& means “target memory will not change”. When using
mmap, it is your responsibility to guarantee that. Converting to
&str is but one example – the compiler is also free to optimize code like
let x = slice; let y = slice; into
let x = slice; let y = x;. So, no matter whether you create an
&str, if you turn an
mmap'd file into a
&[u8], mutating that file causes the program to have UB.
I have no idea how to make use of the fact that the mutation happens in a separate process. TBH I do not see an argument for why it makes this problem any less serious.
mmap is entirely uncharted territory as far as formal models go (the ones I have seen, anyway), but once two processes
mmap the same file, isn’t that the same as two threads in a single process sharing some memory? And at that point we know very well that mutating memory where another thread holds a
&[u8] is UB.
So, the least we need to do is tell the compiler by adding some type that internally employs
UnsafeCell. For example, we could use
&[Cell<u8>]. Now at least modification in general is not UB any more.
However, the optimization I mentioned above is still valid in this case. Worse, the inverse optimization is still valid as well! You might be reading the
Cell<u8> once, but the compiler is free to turn that into two reads and assume they yield the same result! That is because the compiler can assume that you have no data races.
&[AtomicU8] works, then? Maybe. As @adamreichold mentioned, this is territory where

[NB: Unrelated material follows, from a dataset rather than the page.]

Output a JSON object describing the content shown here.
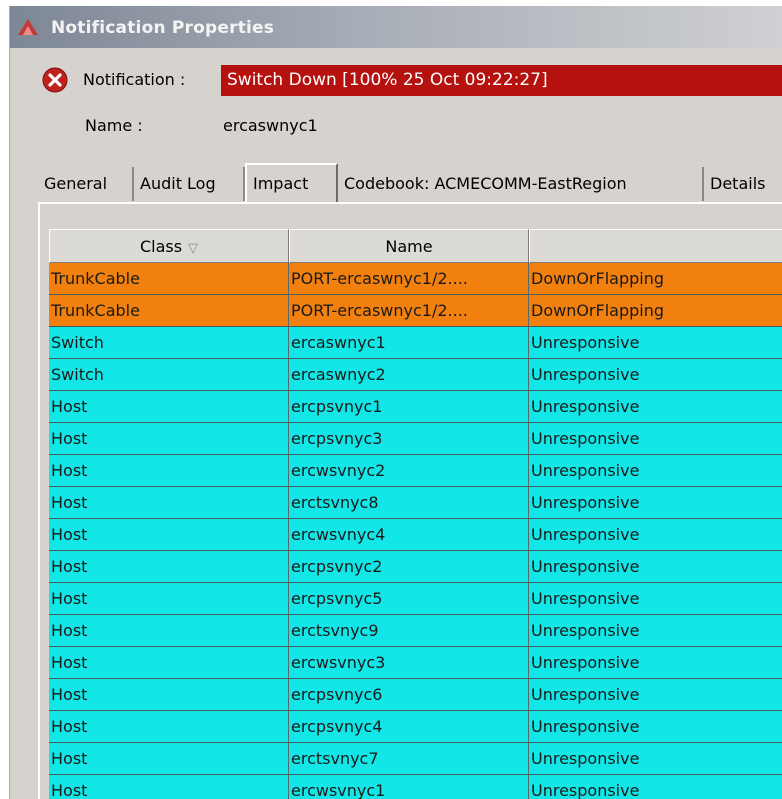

volatile enters the picture, and it is pretty unclear to me whether non-volatile atomic accesses are “good enough” here. Notice that atomic does not “imply” volatile. For example, even with atomic variables, the compiler may turn
let x = var.load(ordering); let y = var.load(ordering); into

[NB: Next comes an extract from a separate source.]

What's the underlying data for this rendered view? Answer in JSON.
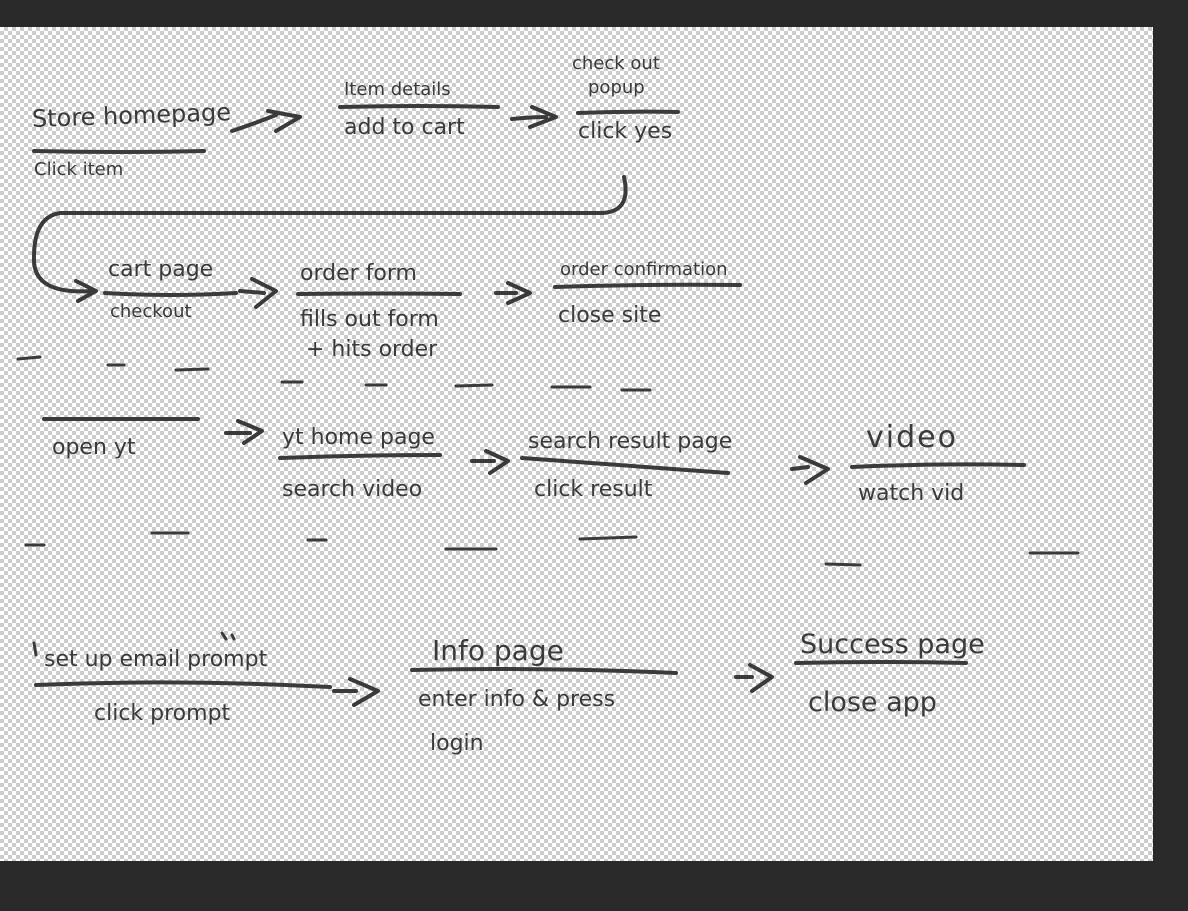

let x = var.load(ordering); let y = x; (but not vice versa, that is a key difference to non-atomic accesses). With volatile, it is not allowed to do this.
That said, I cannot think of any reason to actually use
volatile here, or even think of any case where adding
volatile removes UB. Adding
volatile helps control the exact accesses that hit the memory subsystem, but I do not think it is ever needed from a UB perspective. So, to the best of my knowledge,
&[AtomicU8] (and making every single access
Relaxed) is okay. It is also rather horrible to use, I assume.